That's the first paragraph of the book on travelling to Antarctica that I completed on my recent Arts Fellowship. It was originally going to be a feature article, comparing our voyage with Douglas Mawson's, but like Michelangelo working on the Sistine Chapel ceiling, the original concept just grew and grew and there was always something more to add. Always another great story to put in. Always a new spectacle to describe. In the end I had completed an 85 000 word non-fiction book before we had returned to Hobart.
I went to Antarctica with what I thought was a slightly too ambitious program of things to do (Australian Antarctic Magazine 13: 34, 2007) – but in fact I found inspiration coming as thick and as fast as a blizzard, and I rolled up my sleeves and wrote like a demon. Whenever I was away from my keyboard I was talking to expeditioners and scientists or going out in the field and visiting places that were quite beyond whatever dreams I had had.
As a result I completed the slightly too ambitious program and more, which included writing a feature article for the media, producing a school's resource on biodiscovery and biosecurity in Antarctica, and running writing workshops with expeditioners as well as undertaking one-on-one sessions with many of them, editing their work to improve it for publication.
I can't recall a period when I've been so inspired to work at such a pace – but in a sense travelling to Antarctica has been in my head for many years.

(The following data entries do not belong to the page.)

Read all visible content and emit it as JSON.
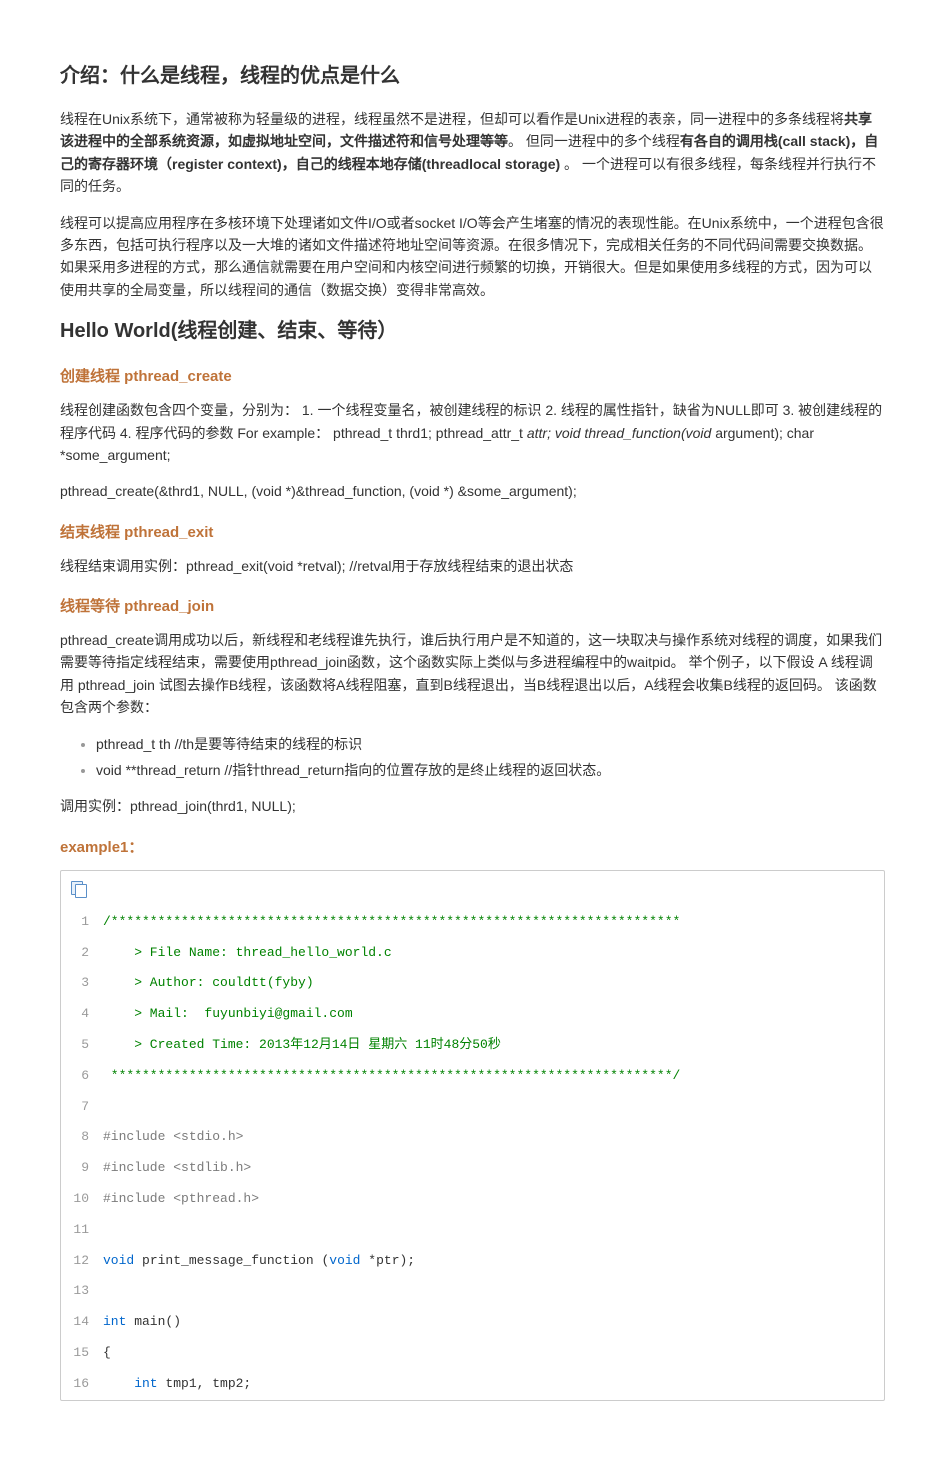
{
  "h1": "介绍：什么是线程，线程的优点是什么",
  "p1a": "线程在Unix系统下，通常被称为轻量级的进程，线程虽然不是进程，但却可以看作是Unix进程的表亲，同一进程中的多条线程将",
  "p1b": "共享该进程中的全部系统资源，如虚拟地址空间，文件描述符和信号处理等等",
  "p1c": "。 但同一进程中的多个线程",
  "p1d": "有各自的调用栈(call stack)，自己的寄存器环境（register context)，自己的线程本地存储(threadlocal storage)",
  "p1e": " 。  一个进程可以有很多线程，每条线程并行执行不同的任务。",
  "p2": "线程可以提高应用程序在多核环境下处理诸如文件I/O或者socket I/O等会产生堵塞的情况的表现性能。在Unix系统中，一个进程包含很多东西，包括可执行程序以及一大堆的诸如文件描述符地址空间等资源。在很多情况下，完成相关任务的不同代码间需要交换数据。如果采用多进程的方式，那么通信就需要在用户空间和内核空间进行频繁的切换，开销很大。但是如果使用多线程的方式，因为可以使用共享的全局变量，所以线程间的通信（数据交换）变得非常高效。",
  "h2": "Hello World(线程创建、结束、等待）",
  "sec1": {
    "title": "创建线程 pthread_create",
    "p1a": "线程创建函数包含四个变量，分别为： 1. 一个线程变量名，被创建线程的标识 2. 线程的属性指针，缺省为NULL即可 3. 被创建线程的程序代码 4. 程序代码的参数 For example： pthread_t thrd1; pthread_attr_t ",
    "p1b": "attr;  void thread_function(void ",
    "p1c": " argument);  char *some_argument;",
    "p2": "pthread_create(&thrd1, NULL, (void *)&thread_function, (void *) &some_argument);"
  },
  "sec2": {
    "title": "结束线程 pthread_exit",
    "p1": "线程结束调用实例：pthread_exit(void *retval); //retval用于存放线程结束的退出状态"
  },
  "sec3": {
    "title": "线程等待 pthread_join",
    "p1": "pthread_create调用成功以后，新线程和老线程谁先执行，谁后执行用户是不知道的，这一块取决与操作系统对线程的调度，如果我们需要等待指定线程结束，需要使用pthread_join函数，这个函数实际上类似与多进程编程中的waitpid。 举个例子，以下假设 A 线程调用 pthread_join 试图去操作B线程，该函数将A线程阻塞，直到B线程退出，当B线程退出以后，A线程会收集B线程的返回码。 该函数包含两个参数：",
    "li1": "pthread_t th //th是要等待结束的线程的标识",
    "li2": "void **thread_return //指针thread_return指向的位置存放的是终止线程的返回状态。",
    "p2": "调用实例：pthread_join(thrd1, NULL);"
  },
  "sec4": {
    "title": "example1："
  },
  "code": {
    "l1": "/*************************************************************************",
    "l2": "    > File Name: thread_hello_world.c",
    "l3": "    > Author: couldtt(fyby)",
    "l4": "    > Mail:  fuyunbiyi@gmail.com",
    "l5": "    > Created Time: 2013年12月14日 星期六 11时48分50秒",
    "l6": " ************************************************************************/",
    "l7": "",
    "l8a": "#include <stdio.h>",
    "l9a": "#include <stdlib.h>",
    "l10a": "#include <pthread.h>",
    "l11": "",
    "l12_kw": "void",
    "l12_id": " print_message_function (",
    "l12_kw2": "void",
    "l12_id2": " *ptr);",
    "l13": "",
    "l14_kw": "int",
    "l14_id": " main()",
    "l15": "{",
    "l16_kw": "    int",
    "l16_id": " tmp1, tmp2;"
  }
}
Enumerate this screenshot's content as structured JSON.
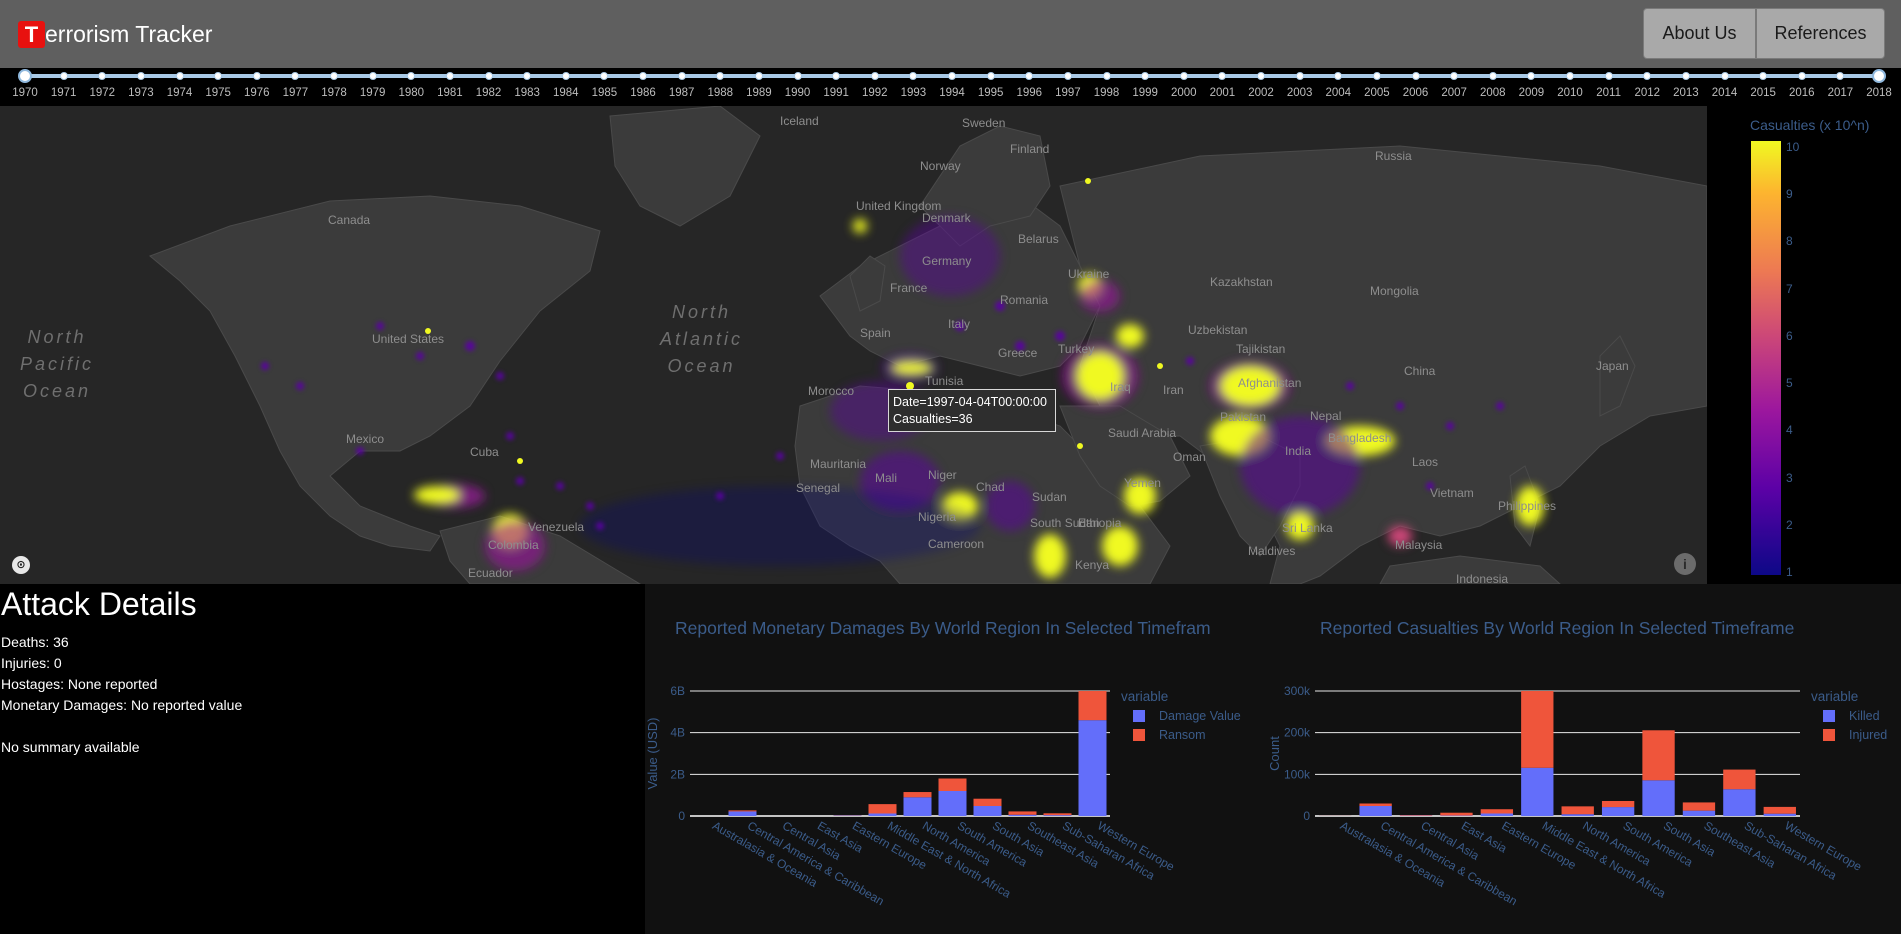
{
  "header": {
    "logo_letter": "T",
    "title": "errorism Tracker",
    "about_label": "About Us",
    "references_label": "References"
  },
  "timeline": {
    "years": [
      "1970",
      "1971",
      "1972",
      "1973",
      "1974",
      "1975",
      "1976",
      "1977",
      "1978",
      "1979",
      "1980",
      "1981",
      "1982",
      "1983",
      "1984",
      "1985",
      "1986",
      "1987",
      "1988",
      "1989",
      "1990",
      "1991",
      "1992",
      "1993",
      "1994",
      "1995",
      "1996",
      "1997",
      "1998",
      "1999",
      "2000",
      "2001",
      "2002",
      "2003",
      "2004",
      "2005",
      "2006",
      "2007",
      "2008",
      "2009",
      "2010",
      "2011",
      "2012",
      "2013",
      "2014",
      "2015",
      "2016",
      "2017",
      "2018"
    ],
    "range_start": "1970",
    "range_end": "2018"
  },
  "map": {
    "place_labels": [
      "Iceland",
      "Sweden",
      "Finland",
      "Norway",
      "Russia",
      "Canada",
      "United Kingdom",
      "Denmark",
      "Belarus",
      "Germany",
      "Ukraine",
      "France",
      "Kazakhstan",
      "Mongolia",
      "Romania",
      "Spain",
      "Italy",
      "Uzbekistan",
      "Greece",
      "Turkey",
      "Tajikistan",
      "China",
      "United States",
      "Japan",
      "Morocco",
      "Iraq",
      "Iran",
      "Afghanistan",
      "Pakistan",
      "Nepal",
      "Bangladesh",
      "Mexico",
      "Cuba",
      "Saudi Arabia",
      "Oman",
      "India",
      "Laos",
      "Mauritania",
      "Mali",
      "Niger",
      "Senegal",
      "Chad",
      "Sudan",
      "Yemen",
      "Vietnam",
      "Philippines",
      "Venezuela",
      "Nigeria",
      "South Sudan",
      "Ethiopia",
      "Sri Lanka",
      "Colombia",
      "Cameroon",
      "Malaysia",
      "Maldives",
      "Kenya",
      "Ecuador",
      "Indonesia",
      "Tunisia"
    ],
    "ocean_labels": [
      "North\nPacific\nOcean",
      "North\nAtlantic\nOcean"
    ],
    "tooltip_date": "Date=1997-04-04T00:00:00",
    "tooltip_value": "Casualties=36",
    "colorbar_title": "Casualties (x 10^n)",
    "colorbar_ticks": [
      "10",
      "9",
      "8",
      "7",
      "6",
      "5",
      "4",
      "3",
      "2",
      "1"
    ],
    "colors": {
      "low": "#0d0887",
      "mid": "#cc4778",
      "high": "#f0f921"
    }
  },
  "details": {
    "heading": "Attack Details",
    "deaths": "Deaths: 36",
    "injuries": "Injuries: 0",
    "hostages": "Hostages: None reported",
    "damages": "Monetary Damages: No reported value",
    "summary": "No summary available"
  },
  "chart_data": [
    {
      "type": "bar",
      "title": "Reported Monetary Damages By World Region In Selected Timefram",
      "xlabel": "",
      "ylabel": "Value (USD)",
      "ylim": [
        0,
        6000000000
      ],
      "yticks": [
        "0",
        "2B",
        "4B",
        "6B"
      ],
      "legend_title": "variable",
      "categories": [
        "Australasia & Oceania",
        "Central America & Caribbean",
        "Central Asia",
        "East Asia",
        "Eastern Europe",
        "Middle East & North Africa",
        "North America",
        "South America",
        "South Asia",
        "Southeast Asia",
        "Sub-Saharan Africa",
        "Western Europe"
      ],
      "series": [
        {
          "name": "Damage Value",
          "color": "#636efa",
          "values": [
            0,
            220000000,
            0,
            0,
            20000000,
            120000000,
            900000000,
            1200000000,
            480000000,
            60000000,
            40000000,
            4600000000
          ]
        },
        {
          "name": "Ransom",
          "color": "#ef553b",
          "values": [
            0,
            50000000,
            0,
            0,
            10000000,
            450000000,
            250000000,
            600000000,
            350000000,
            160000000,
            90000000,
            1400000000
          ]
        }
      ]
    },
    {
      "type": "bar",
      "title": "Reported Casualties By World Region In Selected Timeframe",
      "xlabel": "",
      "ylabel": "Count",
      "ylim": [
        0,
        350000
      ],
      "yticks": [
        "0",
        "100k",
        "200k",
        "300k"
      ],
      "legend_title": "variable",
      "categories": [
        "Australasia & Oceania",
        "Central America & Caribbean",
        "Central Asia",
        "East Asia",
        "Eastern Europe",
        "Middle East & North Africa",
        "North America",
        "South America",
        "South Asia",
        "Southeast Asia",
        "Sub-Saharan Africa",
        "Western Europe"
      ],
      "series": [
        {
          "name": "Killed",
          "color": "#636efa",
          "values": [
            150,
            28000,
            1000,
            1200,
            7000,
            135000,
            5000,
            25000,
            100000,
            15000,
            75000,
            6500
          ]
        },
        {
          "name": "Injured",
          "color": "#ef553b",
          "values": [
            300,
            7000,
            1500,
            8000,
            12000,
            215000,
            22000,
            17000,
            140000,
            23000,
            55000,
            19000
          ]
        }
      ]
    }
  ]
}
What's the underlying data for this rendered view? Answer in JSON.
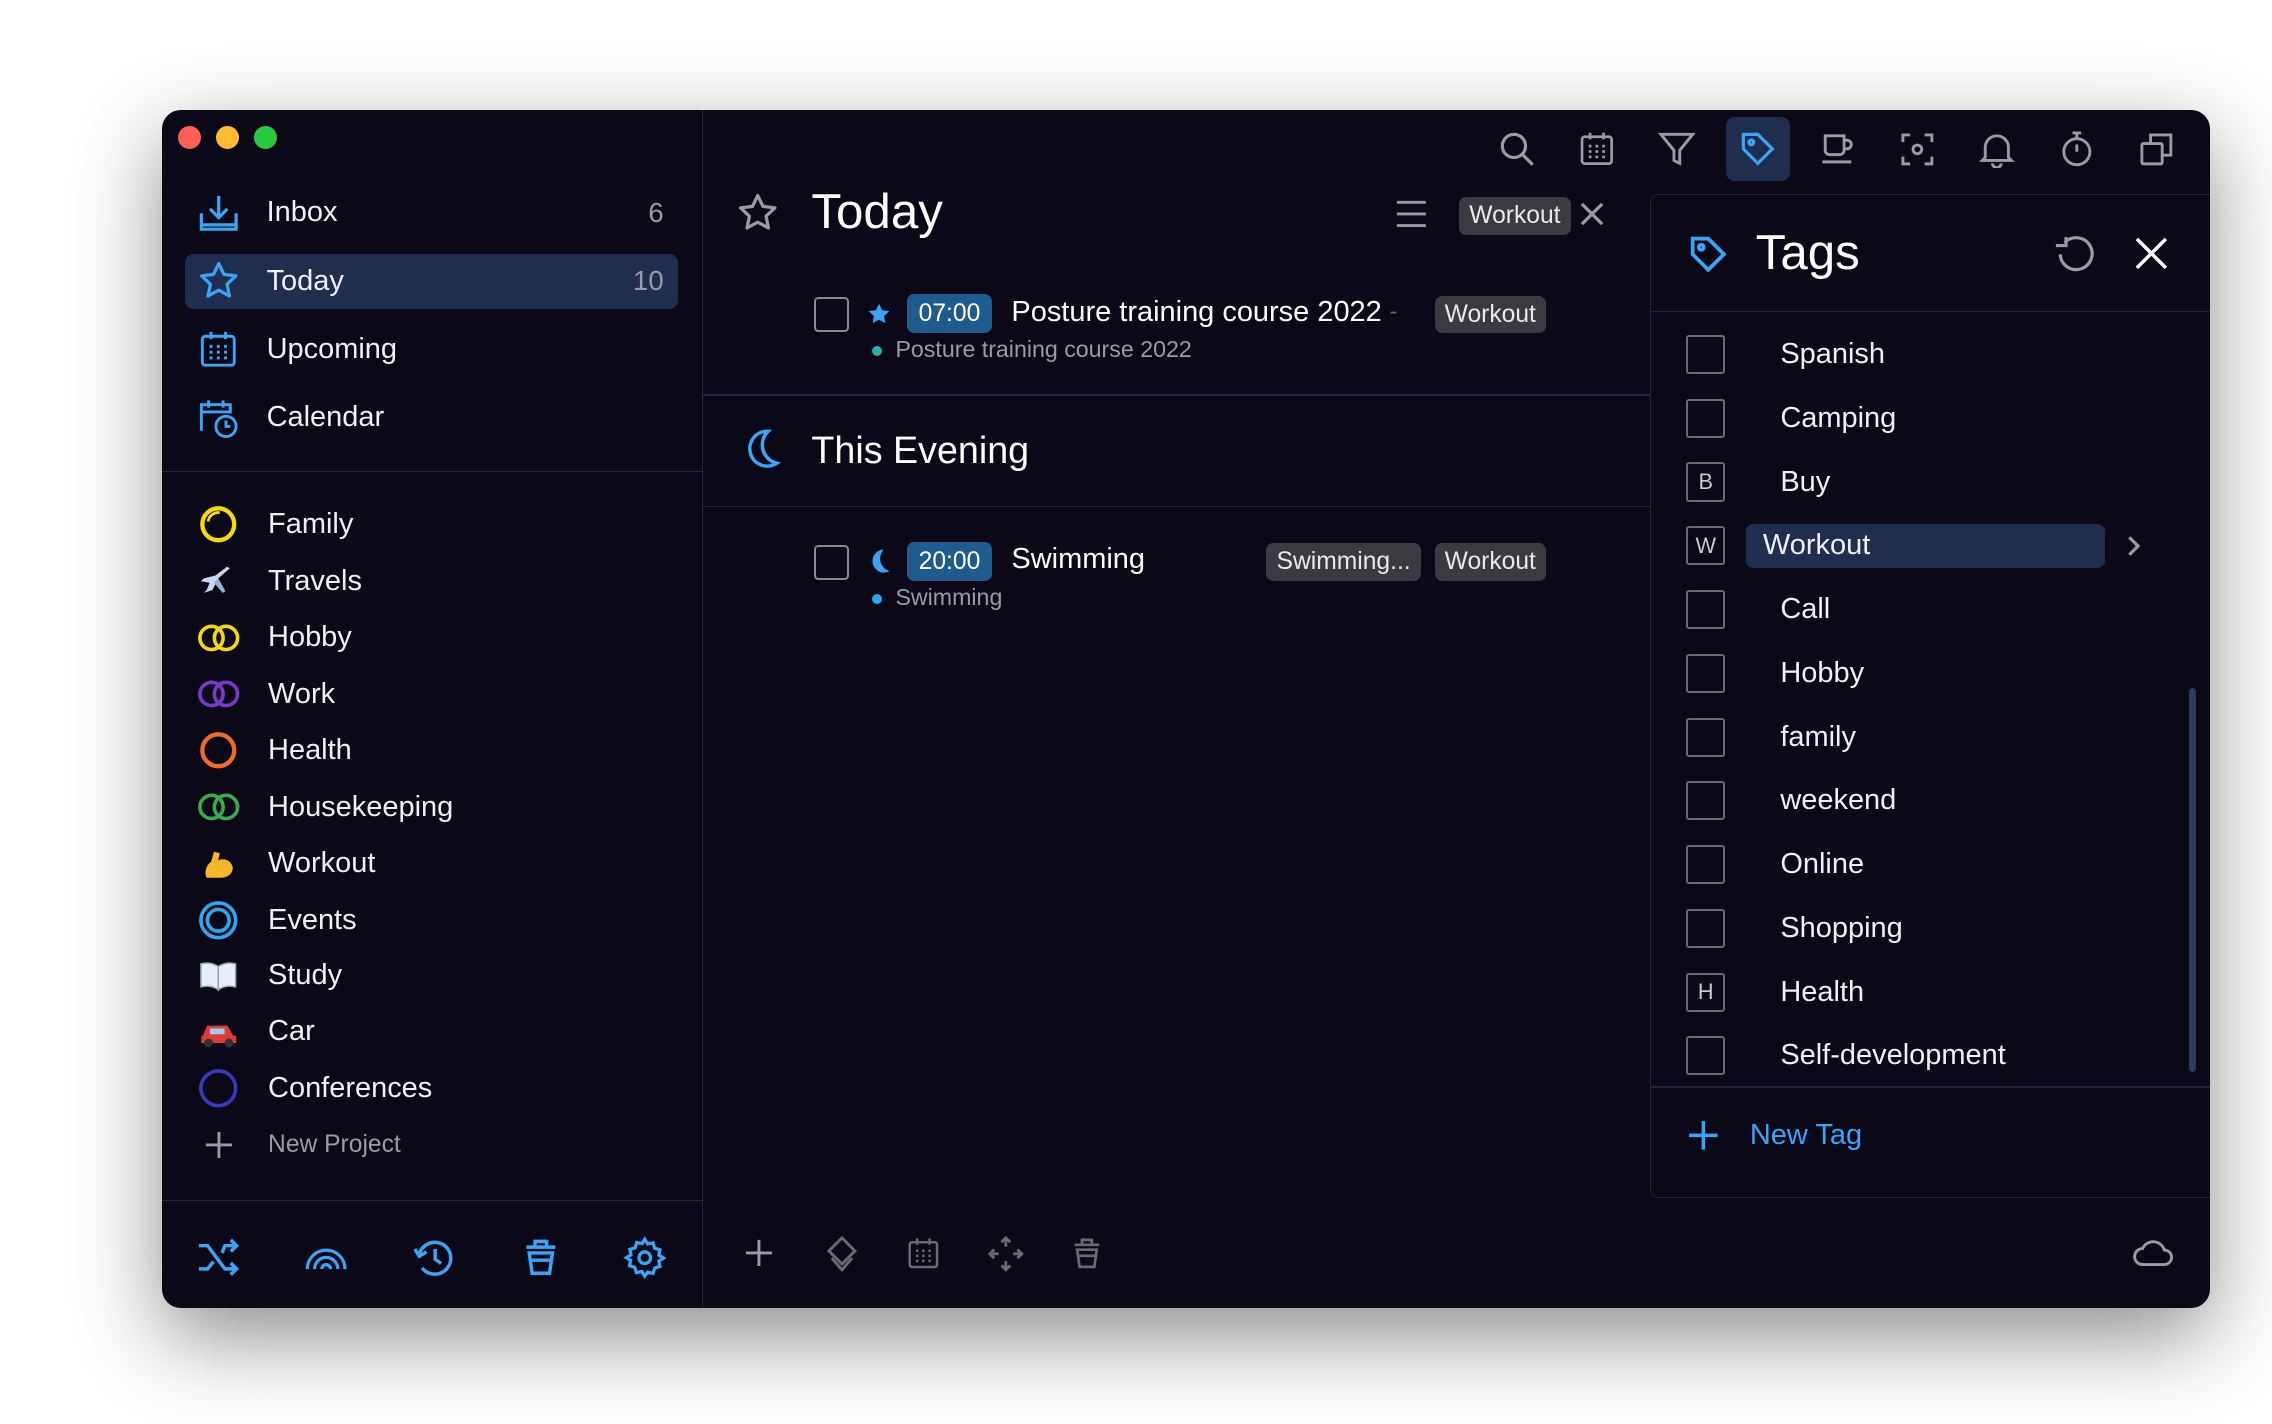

So when it came to writing about it I found that it was bursting to come out and just needed that catalytic inspiration of experiencing the frozen continent first hand (albeit within thick gloves).
Also, in a sense, I have travelled to Antarctica many times through the books of previous expeditioners and explorers. I hope to add to that tradition through my own book, which also seeks to capture many of the stories of the people I met, the voices of the people who do the hard work to make things a success, but who don't get mentioned in most official histories.
And I had so many experiences of my own to write about, whether seeing my first iceberg, climbing mountains up on the Antarctic plateau, flying in a helicopter over the Vestfold Hills, photographing penguins, seeing a spectacular aurora australis (the atmospheric one, not the ship), smelling elephant seals, exploring the different stations, or discovering the mysteries of 'crap and wrap' field toilets.
I feel extraordinarily privileged, not just to have really, really travelled to Antarctica, but to have met the people who make Australia's presence in Antarctica a reality. In my opinion, the heroic age of Antarctica isn't over – they are all heroes in their own way, through their enduring spirit of dedication, discovery, adventure, comradeship and love of both acronyms and the great white continent.
Goodness knows what I might have managed to knock off if we'd been stuck in the ice and I had a few weeks more! Well there is this novel about Captain Scott that I'm thinking about…
Australian Antarctic Arts Fellow 2008